Over four million people stop at The Forks every year to shop, dine and see the sights at the spectacular riverside location. Here are a few tantalizing tidbits to know about this historic site before a visit.
The Forks began taking shape in 1989 with the opening of The Forks Market, created by joining two brick railway stables originally built in 1910 and 1911. Today, it’s not horses but people who hoof the halls and the stalls that have been cleverly converted into food kiosks and shops along the main floor. Upstairs, check out the original hardwood floors, polished by years of dragging hay bales across the planks.
Not So Square
Goods that arrived at The Forks were transported to the Johnston Terminal, a massive former cold storage warehouse built between 1928 and 1930. Now transformed into a variety of food stops and shops, look closely at the northeast corner of the building to see a sign of its bygone past. The building isn’t square at all: the corner was deliberately shaved so that trains unloading into the Terminal could easily make the turn.
A Weighty Work of Art
Walk over The Forks Historic Rail Bridge built in 1888 for one of the best vantage points of the intersection, or ‘forks,’ of the Red and Assiniboine Rivers. The huge counterweight was designed to raise and lower a section of the deck to allow for the passage of large river boats. However, the counterweight got stuck the first time it was used and has stayed closed ever since. Today what it lacks in function, it more than makes up for in beauty. The colourful work of mural artist Mike Valcourt now adorns the counterweight and pays tribute to Manitoban Aboriginal artist, Jackson Beardy.

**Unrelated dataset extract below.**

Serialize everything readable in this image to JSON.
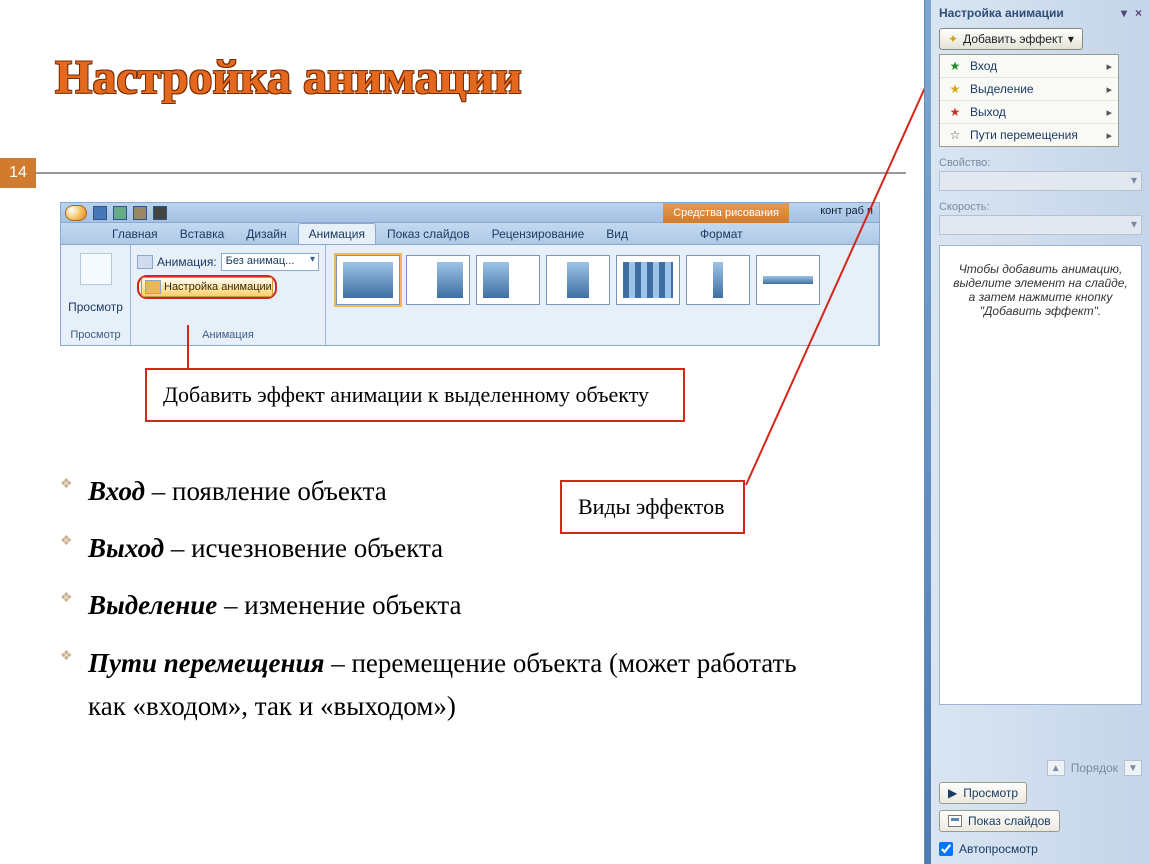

Eye to the Sky
Explore the heavenly connections between the people, the place and the universe at the spiritual heart of The Forks—the Oodena Celebration Circle. Oodena, Ojibwa for “heart of the community,” is an amphitheatre featuring ethereal sculptures, a sundial, interpretive signage, a naked eye observatory and a ceremonial fire pit. The gaps between the mystical monoliths align with solstice and equinox sunrises and sunsets; follow the direction set by the steel armatures mounted on the monoliths to discover specific stars as an armchair astronomer.
Fueled with Fries
The Forks has a plan to ultimately hit an extremely eco-friendly Target Zero: zero water waste, zero garbage and zero carbon emissions. Several parts of the project are already in operation, including the geothermal heat pump system, compost containers and the collection of rainwater to create a perfect skating surface in the winter. Being powered by biofuel, though, sparks the most interest. Used, deep fry vegetable oil from its restaurant tenants is collected, filtered and converted into biodiesel fuel to run the site’s equipment. Even the Zamboni is fueled with French fry oil!